Today, in Saint-Amand-Montrond, I asked Froome: Was there a sense they would be able to get away with the same thing this year, rather than find themselves besieged by the likes of Garmin-Sharp, Movistar and now Saxo-Tinkoff?

"I don't think we've been necessarily riding in the same way that we were last year; I think it's only circumstantial that we've ended up in the (yellow) jersey when we did," he replied.

"Obviously, (we're) trying to take advantage of every mountaintop finish, every time trial, every opportunity where we can take time. But, we've just got to remember that other teams are here, trying to do exactly the same thing. And teams like Saxo Bank today saw their opportunity in the final thirty kilometres and… hats off to them. They rode a really, really good race today, and for that, they've been rewarded with over a minute's advantage on GC."

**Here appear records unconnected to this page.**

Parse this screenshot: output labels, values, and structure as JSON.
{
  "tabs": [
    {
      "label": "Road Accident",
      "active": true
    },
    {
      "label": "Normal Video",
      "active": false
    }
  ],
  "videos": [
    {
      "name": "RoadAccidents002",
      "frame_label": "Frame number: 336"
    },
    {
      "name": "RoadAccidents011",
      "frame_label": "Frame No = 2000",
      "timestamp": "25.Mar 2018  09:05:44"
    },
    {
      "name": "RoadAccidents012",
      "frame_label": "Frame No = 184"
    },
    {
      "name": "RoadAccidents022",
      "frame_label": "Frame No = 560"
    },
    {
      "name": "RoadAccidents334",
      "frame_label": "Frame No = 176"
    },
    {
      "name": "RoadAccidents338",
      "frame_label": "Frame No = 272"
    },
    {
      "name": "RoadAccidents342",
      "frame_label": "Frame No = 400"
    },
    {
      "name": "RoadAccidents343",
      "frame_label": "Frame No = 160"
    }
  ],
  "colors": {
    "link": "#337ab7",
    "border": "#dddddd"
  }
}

Brailsford admitted that, after last Sunday's stage to Bagnères-de-Bigorre, Sky's heads of state were forced to revise their race strategy, although when I asked him what that broadly consisted of, he refused point-blank to go into any detail. "We've learnt some lessons, valuable lessons, to take into the rest of the race," he said. "But I'm not going to spell it out. I'm not going to go into the details of the changes we're going to make."

Never mind, Sir Dave B… It looks like you've learned a few more lessons, and will have to change plans once again.

"Nobody's going to attack a team that has eight riders on the front and is working like a well-oiled machine. The riders need to see some sign of weakness to get involved, and then once they do, it's like a feeding frenzy," Garmin-Sharp sports director Charly Wegelius told AFP.

Last Monday, half an hour before I attended the Sky press conference in Saint-Nazaire, Saxo-Tinkoff held theirs in the same five-star hotel, where Contador acknowledged that, based on where things stand, "we have to take a few risks".

"I will try and do something. If you don't think you can succeed then you never will."

Bertie kept his word. He also made mention of this fact: "Throughout my career I've found my best form in the third week."

The third week is upon us. Le Géant de Provence, otherwise known as Mount Ventoux, arrives Sunday, Bastille Day.

And Contador must attack again, because on paper, next Wednesday's time trial favours the Froome-dog arguably more so than the first, where he put two minutes into the double Tour champion. "We are still forced to go on the attack in the Alps," the Spaniard confessed.

Let the fireworks begin.